**TASK BRIEF**:
Return every line of the entries that includes the word "QUIT".

**RECORD EXTRACTS**:
"""
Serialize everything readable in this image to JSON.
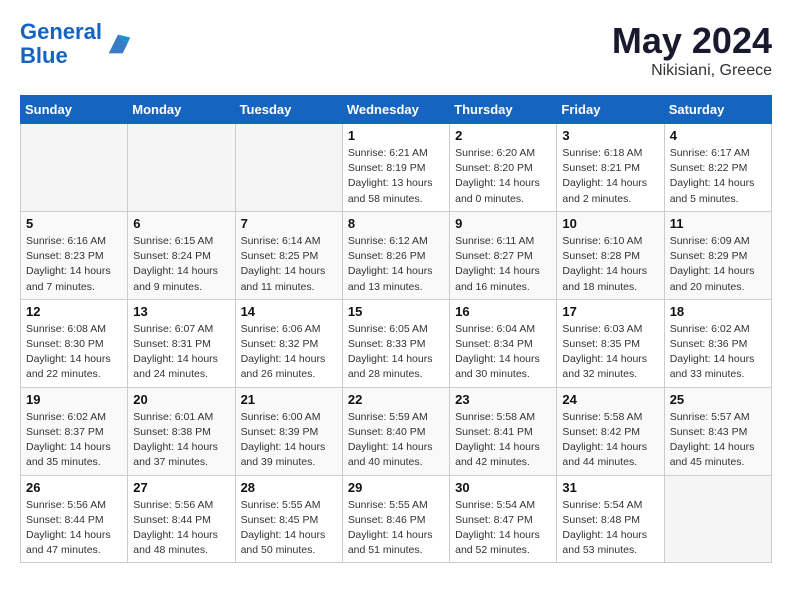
{
  "header": {
    "logo_line1": "General",
    "logo_line2": "Blue",
    "main_title": "May 2024",
    "subtitle": "Nikisiani, Greece"
  },
  "calendar": {
    "days_of_week": [
      "Sunday",
      "Monday",
      "Tuesday",
      "Wednesday",
      "Thursday",
      "Friday",
      "Saturday"
    ],
    "weeks": [
      [
        {
          "day": "",
          "info": ""
        },
        {
          "day": "",
          "info": ""
        },
        {
          "day": "",
          "info": ""
        },
        {
          "day": "1",
          "info": "Sunrise: 6:21 AM\nSunset: 8:19 PM\nDaylight: 13 hours\nand 58 minutes."
        },
        {
          "day": "2",
          "info": "Sunrise: 6:20 AM\nSunset: 8:20 PM\nDaylight: 14 hours\nand 0 minutes."
        },
        {
          "day": "3",
          "info": "Sunrise: 6:18 AM\nSunset: 8:21 PM\nDaylight: 14 hours\nand 2 minutes."
        },
        {
          "day": "4",
          "info": "Sunrise: 6:17 AM\nSunset: 8:22 PM\nDaylight: 14 hours\nand 5 minutes."
        }
      ],
      [
        {
          "day": "5",
          "info": "Sunrise: 6:16 AM\nSunset: 8:23 PM\nDaylight: 14 hours\nand 7 minutes."
        },
        {
          "day": "6",
          "info": "Sunrise: 6:15 AM\nSunset: 8:24 PM\nDaylight: 14 hours\nand 9 minutes."
        },
        {
          "day": "7",
          "info": "Sunrise: 6:14 AM\nSunset: 8:25 PM\nDaylight: 14 hours\nand 11 minutes."
        },
        {
          "day": "8",
          "info": "Sunrise: 6:12 AM\nSunset: 8:26 PM\nDaylight: 14 hours\nand 13 minutes."
        },
        {
          "day": "9",
          "info": "Sunrise: 6:11 AM\nSunset: 8:27 PM\nDaylight: 14 hours\nand 16 minutes."
        },
        {
          "day": "10",
          "info": "Sunrise: 6:10 AM\nSunset: 8:28 PM\nDaylight: 14 hours\nand 18 minutes."
        },
        {
          "day": "11",
          "info": "Sunrise: 6:09 AM\nSunset: 8:29 PM\nDaylight: 14 hours\nand 20 minutes."
        }
      ],
      [
        {
          "day": "12",
          "info": "Sunrise: 6:08 AM\nSunset: 8:30 PM\nDaylight: 14 hours\nand 22 minutes."
        },
        {
          "day": "13",
          "info": "Sunrise: 6:07 AM\nSunset: 8:31 PM\nDaylight: 14 hours\nand 24 minutes."
        },
        {
          "day": "14",
          "info": "Sunrise: 6:06 AM\nSunset: 8:32 PM\nDaylight: 14 hours\nand 26 minutes."
        },
        {
          "day": "15",
          "info": "Sunrise: 6:05 AM\nSunset: 8:33 PM\nDaylight: 14 hours\nand 28 minutes."
        },
        {
          "day": "16",
          "info": "Sunrise: 6:04 AM\nSunset: 8:34 PM\nDaylight: 14 hours\nand 30 minutes."
        },
        {
          "day": "17",
          "info": "Sunrise: 6:03 AM\nSunset: 8:35 PM\nDaylight: 14 hours\nand 32 minutes."
        },
        {
          "day": "18",
          "info": "Sunrise: 6:02 AM\nSunset: 8:36 PM\nDaylight: 14 hours\nand 33 minutes."
        }
      ],
      [
        {
          "day": "19",
          "info": "Sunrise: 6:02 AM\nSunset: 8:37 PM\nDaylight: 14 hours\nand 35 minutes."
        },
        {
          "day": "20",
          "info": "Sunrise: 6:01 AM\nSunset: 8:38 PM\nDaylight: 14 hours\nand 37 minutes."
        },
        {
          "day": "21",
          "info": "Sunrise: 6:00 AM\nSunset: 8:39 PM\nDaylight: 14 hours\nand 39 minutes."
        },
        {
          "day": "22",
          "info": "Sunrise: 5:59 AM\nSunset: 8:40 PM\nDaylight: 14 hours\nand 40 minutes."
        },
        {
          "day": "23",
          "info": "Sunrise: 5:58 AM\nSunset: 8:41 PM\nDaylight: 14 hours\nand 42 minutes."
        },
        {
          "day": "24",
          "info": "Sunrise: 5:58 AM\nSunset: 8:42 PM\nDaylight: 14 hours\nand 44 minutes."
        },
        {
          "day": "25",
          "info": "Sunrise: 5:57 AM\nSunset: 8:43 PM\nDaylight: 14 hours\nand 45 minutes."
        }
      ],
      [
        {
          "day": "26",
          "info": "Sunrise: 5:56 AM\nSunset: 8:44 PM\nDaylight: 14 hours\nand 47 minutes."
        },
        {
          "day": "27",
          "info": "Sunrise: 5:56 AM\nSunset: 8:44 PM\nDaylight: 14 hours\nand 48 minutes."
        },
        {
          "day": "28",
          "info": "Sunrise: 5:55 AM\nSunset: 8:45 PM\nDaylight: 14 hours\nand 50 minutes."
        },
        {
          "day": "29",
          "info": "Sunrise: 5:55 AM\nSunset: 8:46 PM\nDaylight: 14 hours\nand 51 minutes."
        },
        {
          "day": "30",
          "info": "Sunrise: 5:54 AM\nSunset: 8:47 PM\nDaylight: 14 hours\nand 52 minutes."
        },
        {
          "day": "31",
          "info": "Sunrise: 5:54 AM\nSunset: 8:48 PM\nDaylight: 14 hours\nand 53 minutes."
        },
        {
          "day": "",
          "info": ""
        }
      ]
    ]
  }
}
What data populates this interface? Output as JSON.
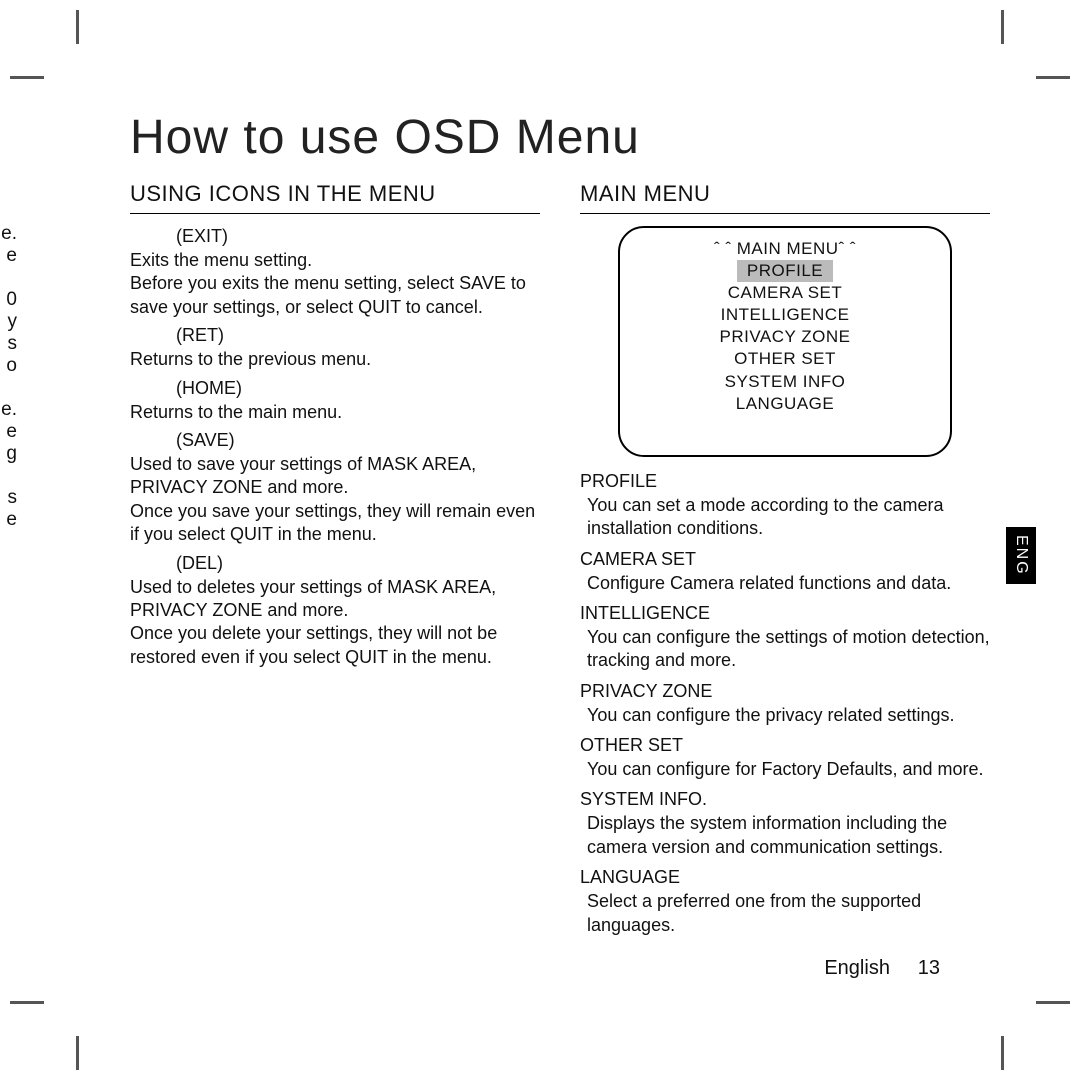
{
  "title": "How to use OSD Menu",
  "left": {
    "heading": "USING ICONS IN THE MENU",
    "items": [
      {
        "label": "(EXIT)",
        "desc": "Exits the menu setting.\nBefore you exits the menu setting, select SAVE to save your settings, or select QUIT to cancel."
      },
      {
        "label": "(RET)",
        "desc": "Returns to the previous menu."
      },
      {
        "label": "(HOME)",
        "desc": "Returns to the main menu."
      },
      {
        "label": "(SAVE)",
        "desc": "Used to save your settings of MASK AREA, PRIVACY ZONE and more.\nOnce you save your settings, they will remain even if you select QUIT in the menu."
      },
      {
        "label": "(DEL)",
        "desc": "Used to deletes your settings of MASK AREA, PRIVACY ZONE and more.\nOnce you delete your settings, they will not be restored even if you select QUIT in the menu."
      }
    ]
  },
  "right": {
    "heading": "MAIN MENU",
    "menu_title": "ˆ ˆ  MAIN MENUˆ ˆ",
    "menu_items": [
      "PROFILE",
      "CAMERA SET",
      "INTELLIGENCE",
      "PRIVACY ZONE",
      "OTHER SET",
      "SYSTEM INFO",
      "LANGUAGE"
    ],
    "descriptions": [
      {
        "label": "PROFILE",
        "desc": "You can set a mode according to the camera installation conditions."
      },
      {
        "label": "CAMERA SET",
        "desc": "Conﬁgure Camera related functions and data."
      },
      {
        "label": "INTELLIGENCE",
        "desc": "You can conﬁgure the settings of motion detection, tracking and more."
      },
      {
        "label": "PRIVACY ZONE",
        "desc": "You can conﬁgure the privacy related settings."
      },
      {
        "label": "OTHER SET",
        "desc": "You can conﬁgure for Factory Defaults, and more."
      },
      {
        "label": "SYSTEM INFO.",
        "desc": "Displays the system information including the camera version and communication settings."
      },
      {
        "label": "LANGUAGE",
        "desc": "Select a preferred one from the supported languages."
      }
    ]
  },
  "tab": "ENG",
  "footer_lang": "English",
  "footer_page": "13",
  "edge": [
    "e.",
    "e",
    "",
    "0",
    "y",
    "s",
    "o",
    "",
    "e.",
    "e",
    "g",
    "",
    "s",
    "e"
  ]
}
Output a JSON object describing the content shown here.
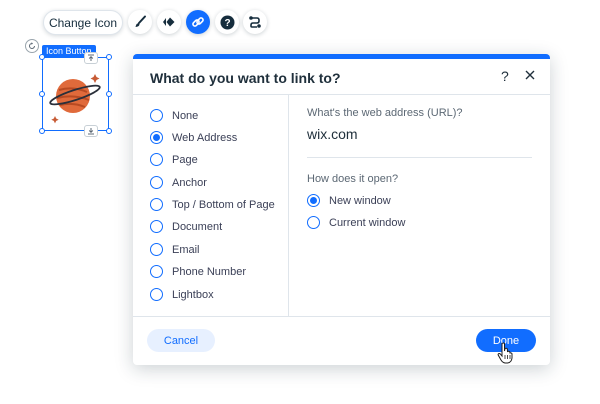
{
  "toolbar": {
    "change_icon_label": "Change Icon",
    "tools": [
      {
        "name": "design",
        "icon": "paintbrush-icon"
      },
      {
        "name": "animation",
        "icon": "animation-icon"
      },
      {
        "name": "link",
        "icon": "link-icon",
        "active": true
      },
      {
        "name": "help",
        "icon": "question-icon"
      },
      {
        "name": "connect",
        "icon": "connect-icon"
      }
    ]
  },
  "canvas": {
    "selection_label": "Icon Button"
  },
  "dialog": {
    "title": "What do you want to link to?",
    "help_label": "?",
    "link_types": [
      {
        "label": "None",
        "selected": false
      },
      {
        "label": "Web Address",
        "selected": true
      },
      {
        "label": "Page",
        "selected": false
      },
      {
        "label": "Anchor",
        "selected": false
      },
      {
        "label": "Top / Bottom of Page",
        "selected": false
      },
      {
        "label": "Document",
        "selected": false
      },
      {
        "label": "Email",
        "selected": false
      },
      {
        "label": "Phone Number",
        "selected": false
      },
      {
        "label": "Lightbox",
        "selected": false
      }
    ],
    "url_label": "What's the web address (URL)?",
    "url_value": "wix.com",
    "open_label": "How does it open?",
    "open_options": [
      {
        "label": "New window",
        "selected": true
      },
      {
        "label": "Current window",
        "selected": false
      }
    ],
    "cancel_label": "Cancel",
    "done_label": "Done"
  },
  "colors": {
    "accent": "#116dff",
    "accent_light": "#e7f0ff",
    "text": "#20303c",
    "divider": "#dfe5eb"
  }
}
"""
**SOLUTION TO THIS EXERCISE**:
        "desc": "Exits the menu setting.\nBefore you exits the menu setting, select SAVE to save your settings, or select QUIT to cancel."
        "desc": "Used to save your settings of MASK AREA, PRIVACY ZONE and more.\nOnce you save your settings, they will remain even if you select QUIT in the menu."
        "desc": "Used to deletes your settings of MASK AREA, PRIVACY ZONE and more.\nOnce you delete your settings, they will not be restored even if you select QUIT in the menu."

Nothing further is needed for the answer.